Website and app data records
[Start of Attachment]
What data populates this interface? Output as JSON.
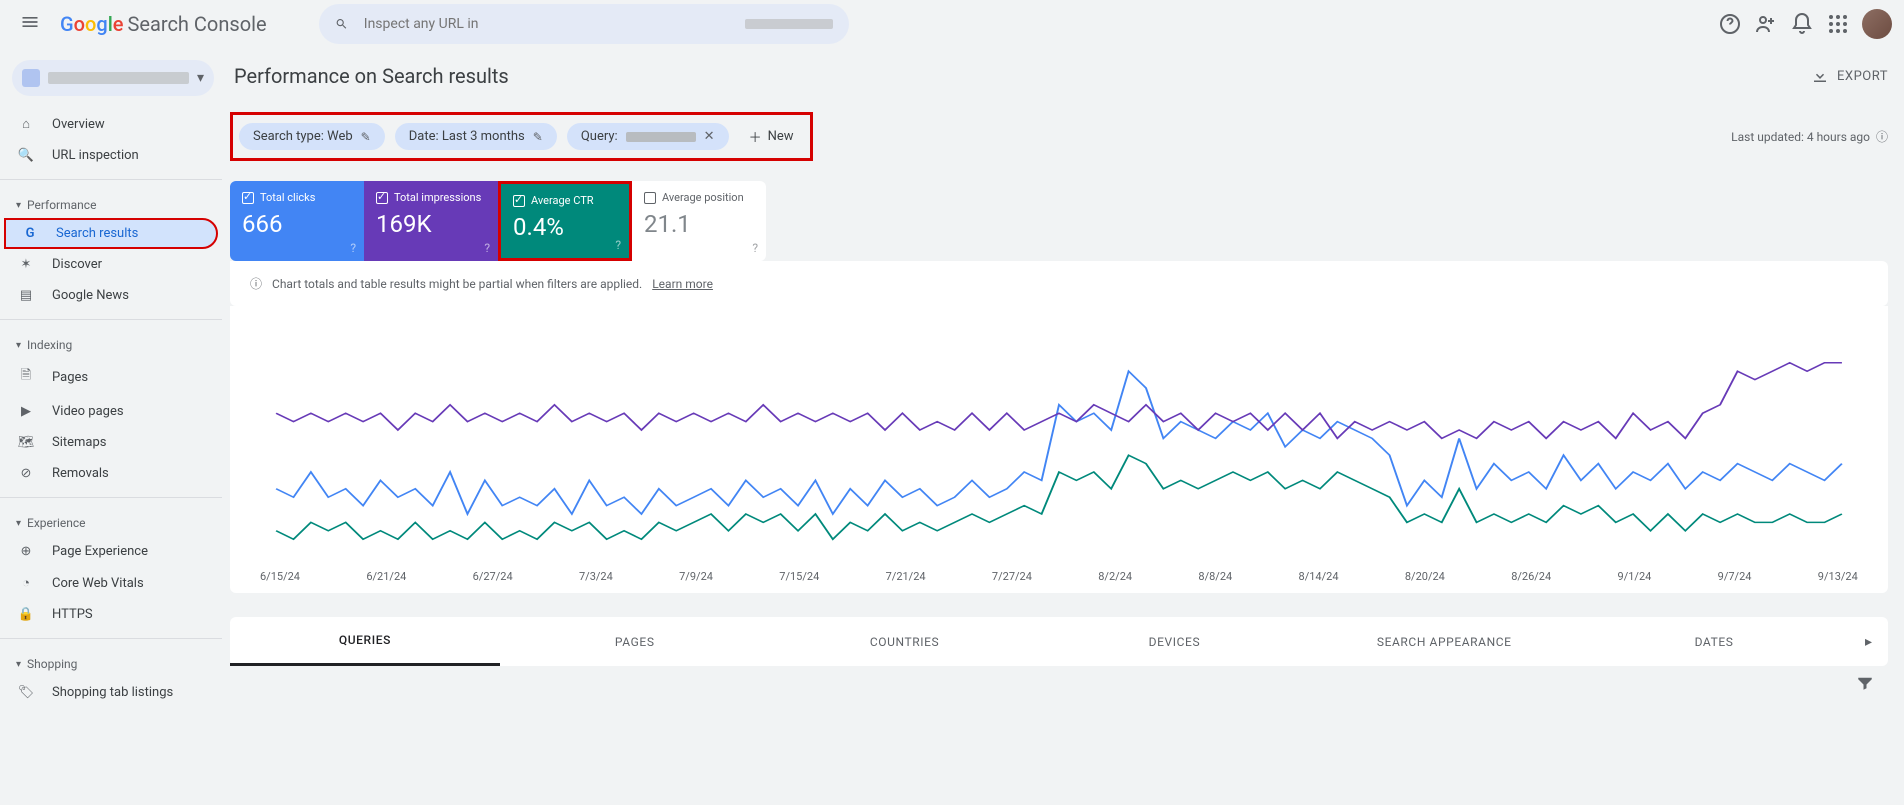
{
  "app_name": "Search Console",
  "search_placeholder": "Inspect any URL in",
  "sidebar": {
    "overview": "Overview",
    "url_inspection": "URL inspection",
    "section_performance": "Performance",
    "search_results": "Search results",
    "discover": "Discover",
    "google_news": "Google News",
    "section_indexing": "Indexing",
    "pages": "Pages",
    "video_pages": "Video pages",
    "sitemaps": "Sitemaps",
    "removals": "Removals",
    "section_experience": "Experience",
    "page_experience": "Page Experience",
    "core_web_vitals": "Core Web Vitals",
    "https": "HTTPS",
    "section_shopping": "Shopping",
    "shopping_tab": "Shopping tab listings"
  },
  "page_title": "Performance on Search results",
  "export_label": "EXPORT",
  "filters": {
    "search_type": "Search type: Web",
    "date": "Date: Last 3 months",
    "query_label": "Query:",
    "new_label": "New"
  },
  "last_updated": "Last updated: 4 hours ago",
  "metrics": {
    "clicks_label": "Total clicks",
    "clicks_value": "666",
    "impressions_label": "Total impressions",
    "impressions_value": "169K",
    "ctr_label": "Average CTR",
    "ctr_value": "0.4%",
    "position_label": "Average position",
    "position_value": "21.1"
  },
  "notice_text": "Chart totals and table results might be partial when filters are applied.",
  "notice_link": "Learn more",
  "tabs": {
    "queries": "QUERIES",
    "pages": "PAGES",
    "countries": "COUNTRIES",
    "devices": "DEVICES",
    "search_appearance": "SEARCH APPEARANCE",
    "dates": "DATES"
  },
  "chart_data": {
    "type": "line",
    "x_labels": [
      "6/15/24",
      "6/21/24",
      "6/27/24",
      "7/3/24",
      "7/9/24",
      "7/15/24",
      "7/21/24",
      "7/27/24",
      "8/2/24",
      "8/8/24",
      "8/14/24",
      "8/20/24",
      "8/26/24",
      "9/1/24",
      "9/7/24",
      "9/13/24"
    ],
    "series": [
      {
        "name": "Clicks",
        "color": "#4285f4",
        "values": [
          8,
          7,
          10,
          7,
          8,
          6,
          9,
          7,
          8,
          6,
          10,
          5,
          9,
          6,
          7,
          6,
          8,
          5,
          9,
          6,
          7,
          5,
          8,
          6,
          7,
          8,
          6,
          9,
          7,
          8,
          6,
          9,
          5,
          8,
          6,
          9,
          7,
          8,
          6,
          7,
          9,
          7,
          8,
          10,
          9,
          18,
          16,
          17,
          15,
          22,
          20,
          14,
          16,
          15,
          14,
          16,
          15,
          17,
          13,
          15,
          14,
          16,
          15,
          14,
          12,
          6,
          9,
          7,
          14,
          8,
          11,
          9,
          10,
          8,
          12,
          9,
          11,
          8,
          10,
          9,
          11,
          8,
          10,
          9,
          11,
          10,
          9,
          11,
          10,
          9,
          11
        ]
      },
      {
        "name": "Impressions",
        "color": "#673ab7",
        "values": [
          17,
          16,
          17,
          16,
          17,
          16,
          17,
          15,
          17,
          16,
          18,
          16,
          17,
          16,
          17,
          16,
          18,
          16,
          17,
          16,
          17,
          15,
          17,
          16,
          17,
          16,
          17,
          16,
          18,
          16,
          17,
          16,
          17,
          16,
          17,
          15,
          17,
          15,
          16,
          15,
          17,
          15,
          17,
          15,
          16,
          17,
          16,
          18,
          17,
          16,
          18,
          16,
          17,
          15,
          17,
          16,
          17,
          15,
          17,
          15,
          17,
          14,
          16,
          15,
          16,
          15,
          16,
          14,
          15,
          14,
          16,
          15,
          16,
          14,
          16,
          15,
          16,
          14,
          17,
          15,
          16,
          14,
          17,
          18,
          22,
          21,
          22,
          23,
          22,
          23,
          23
        ]
      },
      {
        "name": "CTR",
        "color": "#00897b",
        "values": [
          3,
          2,
          4,
          3,
          4,
          2,
          3,
          2,
          4,
          2,
          3,
          2,
          4,
          2,
          3,
          2,
          4,
          3,
          4,
          2,
          3,
          2,
          4,
          3,
          4,
          5,
          3,
          5,
          4,
          5,
          3,
          5,
          2,
          4,
          3,
          5,
          3,
          4,
          3,
          4,
          5,
          4,
          5,
          6,
          5,
          10,
          9,
          10,
          8,
          12,
          11,
          8,
          9,
          8,
          9,
          10,
          9,
          10,
          8,
          9,
          8,
          10,
          9,
          8,
          7,
          4,
          5,
          4,
          8,
          4,
          5,
          4,
          5,
          4,
          6,
          5,
          6,
          4,
          5,
          3,
          5,
          3,
          5,
          4,
          5,
          4,
          4,
          5,
          4,
          4,
          5
        ]
      }
    ],
    "y_max": 25
  }
}
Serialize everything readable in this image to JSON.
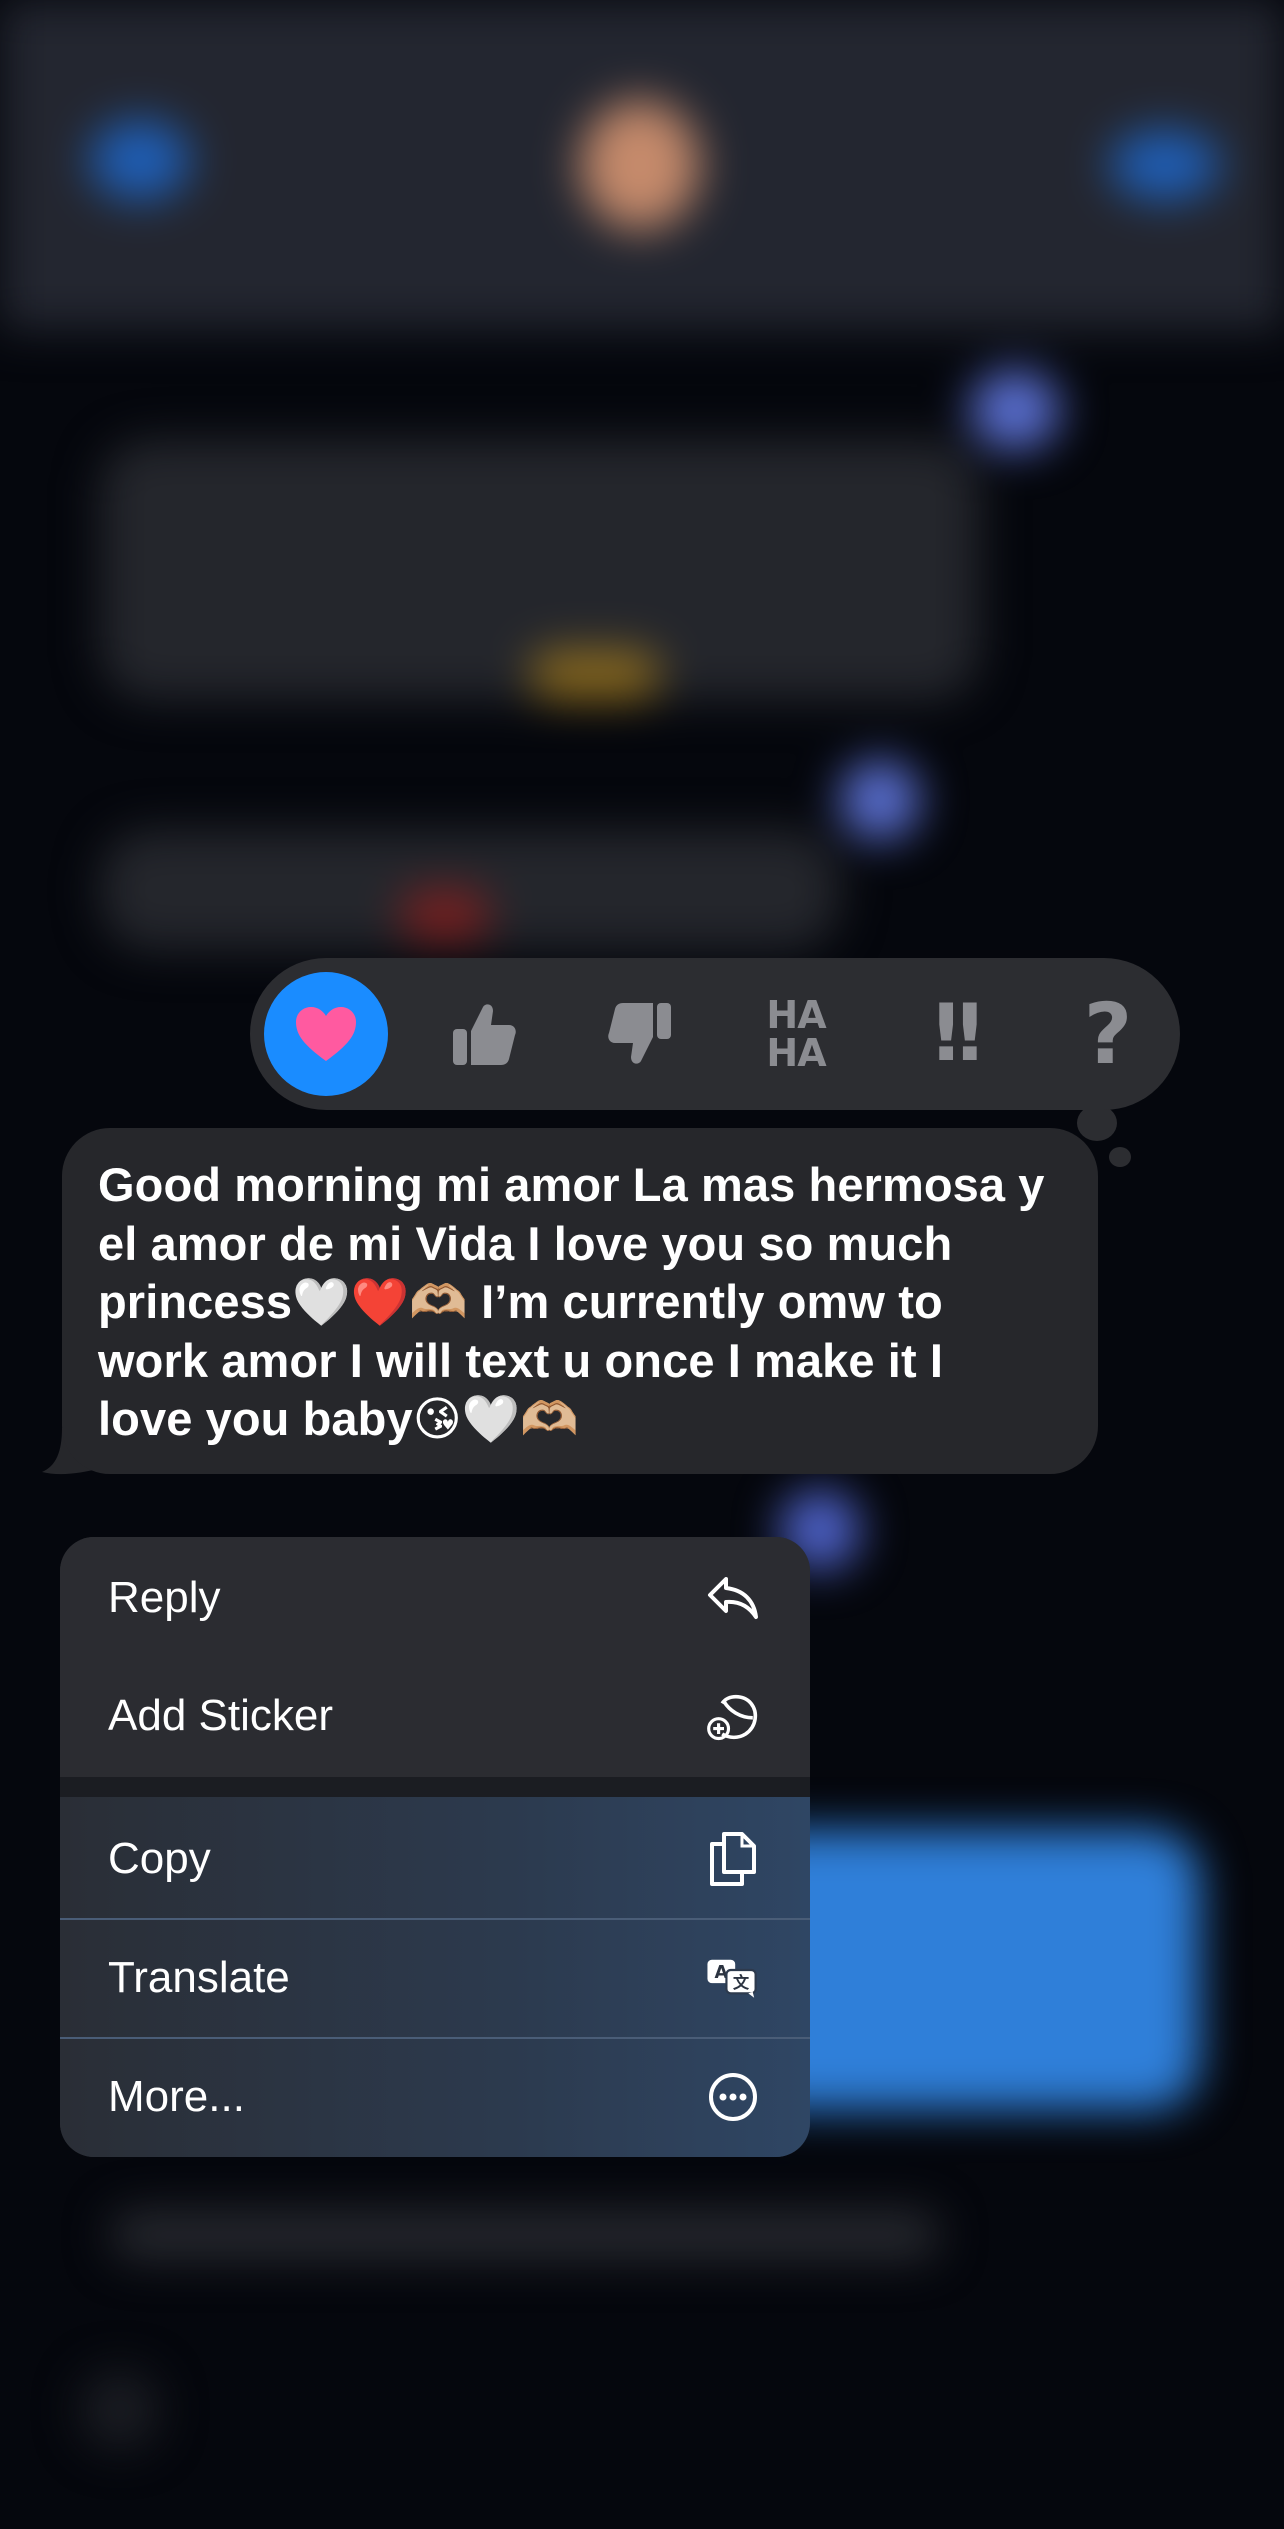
{
  "tapback": {
    "items": [
      {
        "id": "love",
        "icon": "heart-icon",
        "selected": true
      },
      {
        "id": "like",
        "icon": "thumbs-up-icon"
      },
      {
        "id": "dislike",
        "icon": "thumbs-down-icon"
      },
      {
        "id": "laugh",
        "text_top": "HA",
        "text_bottom": "HA"
      },
      {
        "id": "emphasize",
        "text": "!!"
      },
      {
        "id": "question",
        "text": "?"
      }
    ]
  },
  "message": {
    "text": "Good morning mi amor La mas hermosa y\nel amor de mi Vida I love you so much\nprincess🤍❤️🫶🏼 I’m currently omw to\nwork amor I will text u once I make it I\nlove you baby😘🤍🫶🏼"
  },
  "menu": {
    "items": [
      {
        "label": "Reply",
        "icon": "reply-icon"
      },
      {
        "label": "Add Sticker",
        "icon": "add-sticker-icon"
      },
      {
        "label": "Copy",
        "icon": "copy-icon"
      },
      {
        "label": "Translate",
        "icon": "translate-icon"
      },
      {
        "label": "More...",
        "icon": "more-icon"
      }
    ]
  },
  "colors": {
    "accent": "#1a8cff",
    "heart": "#ff5aa0",
    "bubble": "#26272b",
    "tapback_bar": "#2c2d31"
  }
}
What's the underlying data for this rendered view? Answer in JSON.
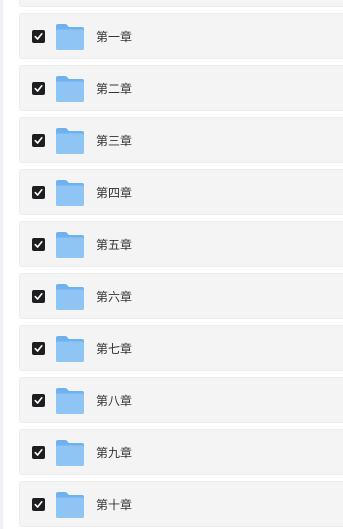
{
  "folders": [
    {
      "name": "",
      "checked": true
    },
    {
      "name": "第一章",
      "checked": true
    },
    {
      "name": "第二章",
      "checked": true
    },
    {
      "name": "第三章",
      "checked": true
    },
    {
      "name": "第四章",
      "checked": true
    },
    {
      "name": "第五章",
      "checked": true
    },
    {
      "name": "第六章",
      "checked": true
    },
    {
      "name": "第七章",
      "checked": true
    },
    {
      "name": "第八章",
      "checked": true
    },
    {
      "name": "第九章",
      "checked": true
    },
    {
      "name": "第十章",
      "checked": true
    }
  ],
  "icons": {
    "checkbox": "checkbox-checked-icon",
    "folder": "folder-icon"
  },
  "colors": {
    "row_background": "#f4f4f5",
    "checkbox_fill": "#1e1e20",
    "folder_front": "#8ec5f5",
    "folder_back": "#6fb2ef"
  }
}
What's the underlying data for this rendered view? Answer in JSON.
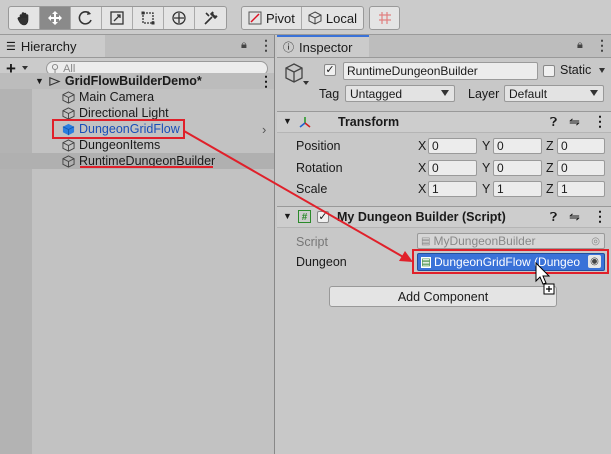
{
  "toolbar": {
    "tools": [
      "hand-tool",
      "move-tool",
      "rotate-tool",
      "scale-tool",
      "rect-tool",
      "transform-tool",
      "custom-tool"
    ],
    "pivot_label": "Pivot",
    "local_label": "Local"
  },
  "hierarchy": {
    "tab_label": "Hierarchy",
    "add_symbol": "+",
    "search_placeholder": "All",
    "scene_name": "GridFlowBuilderDemo*",
    "items": [
      {
        "label": "Main Camera"
      },
      {
        "label": "Directional Light"
      },
      {
        "label": "DungeonGridFlow"
      },
      {
        "label": "DungeonItems"
      },
      {
        "label": "RuntimeDungeonBuilder"
      }
    ]
  },
  "inspector": {
    "tab_label": "Inspector",
    "object_name": "RuntimeDungeonBuilder",
    "static_label": "Static",
    "tag_label": "Tag",
    "tag_value": "Untagged",
    "layer_label": "Layer",
    "layer_value": "Default",
    "transform": {
      "title": "Transform",
      "rows": [
        {
          "label": "Position",
          "x": "0",
          "y": "0",
          "z": "0"
        },
        {
          "label": "Rotation",
          "x": "0",
          "y": "0",
          "z": "0"
        },
        {
          "label": "Scale",
          "x": "1",
          "y": "1",
          "z": "1"
        }
      ],
      "axis_x": "X",
      "axis_y": "Y",
      "axis_z": "Z"
    },
    "script_component": {
      "title": "My Dungeon Builder (Script)",
      "script_label": "Script",
      "script_value": "MyDungeonBuilder",
      "dungeon_label": "Dungeon",
      "dungeon_value": "DungeonGridFlow (Dungeo"
    },
    "add_component_label": "Add Component"
  },
  "colors": {
    "highlight_red": "#e0202a",
    "selection_blue": "#3a72d8",
    "link_blue": "#1a4fb8"
  }
}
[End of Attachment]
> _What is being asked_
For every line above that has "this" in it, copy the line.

> _Written reply_
What data populates this interface? Output as JSON.
Serialize everything readable in this image to JSON.
What's the underlying data for this rendered view? Answer in JSON.
What's the underlying data for this rendered view? Answer in JSON.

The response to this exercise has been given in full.